(Photo of Washington Irving, copy daguerreotype by Mathew Brady, reverse of original by John Plumbe.)

Mar 13, 2008

In Edward's "Sandbox"

Next week I'll be in my hometown of Phoenix, AZ, among other things to meet my birth mother. Today I spoke to another famous adoptee, though not on that topic. I'm rather proud of his Auden/porn comment, but Linda Winder recently had an even better story as her lead.

Be back after Easter!

(Photo by Gordon M. Grant)

Mar 12, 2008

Pleading the Ninth

My review of Beau Willimon's Katrina-themed play Lower Ninth is here.

On Pitch

I knew my old friend Cinco Paul was, like me, a straight show queen. I didn't realize his screenplay pitches were notorious for being "like dinner theatre." Wish I could see one some time.

Mar 7, 2008

New Power Generation

There are no bylines on my pieces at, but the next generation of Brantleys and Feingolds are on the beat and they're giving their names. Yes, indeed, the kids are all writing.

It's Always a Good Time for Speak

An oldie but goodie.

Smoked Out

Apparently some bars in Minnesota have come up with a creative way to get around the state's indoor smoking ban: taking advantage of a loophole for actors onstage, some bars are having special "theater nights" and designating their patrons "actors." They're even getting into the spirit of it, nicotine addictions aside:
"They're playing themselves before Oct. 1. You know, before there was a smoking ban," owner Brian Bauman explained. Shaping the words in the air with his hands, like a producer envisioning the marquee, he said: "We call the production, `Before the Ban!'"

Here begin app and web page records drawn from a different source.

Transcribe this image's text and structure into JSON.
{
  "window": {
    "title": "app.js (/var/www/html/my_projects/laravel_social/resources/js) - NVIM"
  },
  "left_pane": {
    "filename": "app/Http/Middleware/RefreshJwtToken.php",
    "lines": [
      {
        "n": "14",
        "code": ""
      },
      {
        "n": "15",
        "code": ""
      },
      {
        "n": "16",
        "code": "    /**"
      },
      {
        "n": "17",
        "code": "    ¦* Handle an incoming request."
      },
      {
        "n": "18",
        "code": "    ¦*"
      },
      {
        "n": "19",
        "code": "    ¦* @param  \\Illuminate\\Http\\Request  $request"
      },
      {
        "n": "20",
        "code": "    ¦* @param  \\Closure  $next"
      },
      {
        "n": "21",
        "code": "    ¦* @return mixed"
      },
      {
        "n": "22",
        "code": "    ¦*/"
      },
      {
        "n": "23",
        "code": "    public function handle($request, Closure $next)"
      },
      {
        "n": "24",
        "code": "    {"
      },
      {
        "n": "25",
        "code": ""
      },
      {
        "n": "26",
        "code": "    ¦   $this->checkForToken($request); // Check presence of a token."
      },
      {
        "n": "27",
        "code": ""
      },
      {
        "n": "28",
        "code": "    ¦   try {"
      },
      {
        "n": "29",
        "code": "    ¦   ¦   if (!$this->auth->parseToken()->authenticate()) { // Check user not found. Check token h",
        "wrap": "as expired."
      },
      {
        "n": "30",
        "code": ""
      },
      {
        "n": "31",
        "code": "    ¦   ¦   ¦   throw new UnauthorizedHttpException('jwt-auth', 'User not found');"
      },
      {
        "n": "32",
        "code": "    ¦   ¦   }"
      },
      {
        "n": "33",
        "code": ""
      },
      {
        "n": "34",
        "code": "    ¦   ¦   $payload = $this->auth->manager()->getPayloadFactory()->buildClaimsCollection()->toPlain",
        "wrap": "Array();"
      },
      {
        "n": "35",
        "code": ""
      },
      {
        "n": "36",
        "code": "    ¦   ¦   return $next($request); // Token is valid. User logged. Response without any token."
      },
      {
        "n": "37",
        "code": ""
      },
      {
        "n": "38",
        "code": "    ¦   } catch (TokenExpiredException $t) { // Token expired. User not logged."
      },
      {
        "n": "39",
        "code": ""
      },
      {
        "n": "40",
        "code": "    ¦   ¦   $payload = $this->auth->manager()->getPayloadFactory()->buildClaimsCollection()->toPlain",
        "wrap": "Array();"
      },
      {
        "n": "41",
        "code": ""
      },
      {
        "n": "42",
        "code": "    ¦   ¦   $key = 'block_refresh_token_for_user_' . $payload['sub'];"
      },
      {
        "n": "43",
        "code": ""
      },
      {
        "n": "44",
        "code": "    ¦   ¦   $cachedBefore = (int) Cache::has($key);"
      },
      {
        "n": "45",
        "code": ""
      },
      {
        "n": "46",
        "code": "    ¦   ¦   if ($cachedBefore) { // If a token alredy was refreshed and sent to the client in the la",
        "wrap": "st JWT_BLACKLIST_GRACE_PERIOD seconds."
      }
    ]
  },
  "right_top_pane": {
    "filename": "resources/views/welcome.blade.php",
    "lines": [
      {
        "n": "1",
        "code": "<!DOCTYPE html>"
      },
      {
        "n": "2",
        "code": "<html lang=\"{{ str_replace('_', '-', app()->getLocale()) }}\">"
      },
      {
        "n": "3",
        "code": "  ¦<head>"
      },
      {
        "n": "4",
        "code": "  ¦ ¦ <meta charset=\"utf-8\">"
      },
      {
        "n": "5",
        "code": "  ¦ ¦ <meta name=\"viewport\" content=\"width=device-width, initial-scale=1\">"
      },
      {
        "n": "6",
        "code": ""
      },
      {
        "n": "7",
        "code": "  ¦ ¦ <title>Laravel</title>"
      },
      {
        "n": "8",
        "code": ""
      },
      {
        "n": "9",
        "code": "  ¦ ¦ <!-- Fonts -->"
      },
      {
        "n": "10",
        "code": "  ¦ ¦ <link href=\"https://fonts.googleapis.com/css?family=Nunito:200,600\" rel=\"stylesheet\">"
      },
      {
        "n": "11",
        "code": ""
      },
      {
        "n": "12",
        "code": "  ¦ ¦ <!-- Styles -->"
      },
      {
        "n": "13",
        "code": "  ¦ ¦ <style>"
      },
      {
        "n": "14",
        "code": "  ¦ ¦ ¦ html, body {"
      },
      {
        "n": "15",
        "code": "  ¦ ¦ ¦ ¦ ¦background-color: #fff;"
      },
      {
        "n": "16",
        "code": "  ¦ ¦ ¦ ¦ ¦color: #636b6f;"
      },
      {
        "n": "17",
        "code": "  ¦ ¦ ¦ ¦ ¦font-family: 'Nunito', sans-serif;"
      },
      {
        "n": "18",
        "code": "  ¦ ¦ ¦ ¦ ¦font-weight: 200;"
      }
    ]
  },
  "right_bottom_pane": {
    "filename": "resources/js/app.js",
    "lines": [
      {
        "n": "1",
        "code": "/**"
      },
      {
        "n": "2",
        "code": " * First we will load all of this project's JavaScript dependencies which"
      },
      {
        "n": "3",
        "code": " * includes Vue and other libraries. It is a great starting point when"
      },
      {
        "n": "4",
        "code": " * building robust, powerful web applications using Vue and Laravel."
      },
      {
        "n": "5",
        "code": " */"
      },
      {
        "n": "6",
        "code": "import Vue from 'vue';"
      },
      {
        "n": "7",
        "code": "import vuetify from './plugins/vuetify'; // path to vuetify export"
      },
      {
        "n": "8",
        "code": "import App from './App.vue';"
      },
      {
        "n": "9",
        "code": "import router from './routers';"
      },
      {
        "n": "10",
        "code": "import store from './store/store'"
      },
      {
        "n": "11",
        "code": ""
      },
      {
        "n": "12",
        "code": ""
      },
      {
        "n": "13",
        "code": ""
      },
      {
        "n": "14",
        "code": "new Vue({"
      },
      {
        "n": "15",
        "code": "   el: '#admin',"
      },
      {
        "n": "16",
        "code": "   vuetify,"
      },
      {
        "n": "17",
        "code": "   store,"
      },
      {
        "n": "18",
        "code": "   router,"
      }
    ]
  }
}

Discussion of Grotowski, Artaud, and bodied representation are strictly optional.

Mar 6, 2008

Hungry Critics

From my erstwhile LA Weekly colleague Steven Mikulan comes an alternately hilarious and horrifying piece about critics who eat, drink, and otherwise embarrass themselves at openings. There's too much dirt in it to quote much, but this is a typical anecdote:
"I had a classic message on my machine when I was representing a free holiday celebration," says one longtime publicist. "This somebody asked for backstage passes so he could go into the greenroom, where the refreshments were. And for this, he'd write 300 words on his Web site. He used the word 'refreshments' three times."

Apropos Playgoer's recent point about the proliferation of under-qualified online amateurs crowding the field, Mikulan sums up the culprit(s) here:
Stuck at the bottom of what is literally a journalistic food chain are the writers whom publicists routinely describe as B-list or "second-tier" critics — reviewers for a vast, unincorporated territory of neighborhood broadsheets, ethnic tabloids, ad-for-review papers, student newspapers, public-access TV and radio programs, vanity zines, theater Web sites, and blogger-critics. This "B-list" has dramatically expanded its theater clout with the Internet, and, while the World Wide Web has democratized such formerly elite realms as political journalism, it has paradoxically reinforced the authority (some would say tyranny) of theater critics by increasing their numbers. The proliferation of reviewers has started a conversation in theater circles (as it has in film) as to who, exactly, is a legitimate critic and whether this proliferation weakens critical credibility.

Tuck in.

(Illustration by Jesse Lefkowitz for the Weekly.)

Trans Form

Bond. Justin Bond. Still shaking, if not quite stirring. My take on Lustre: A Midwinter Trans-Fest here (online only).

(Photo by Adrian Buckmaster.)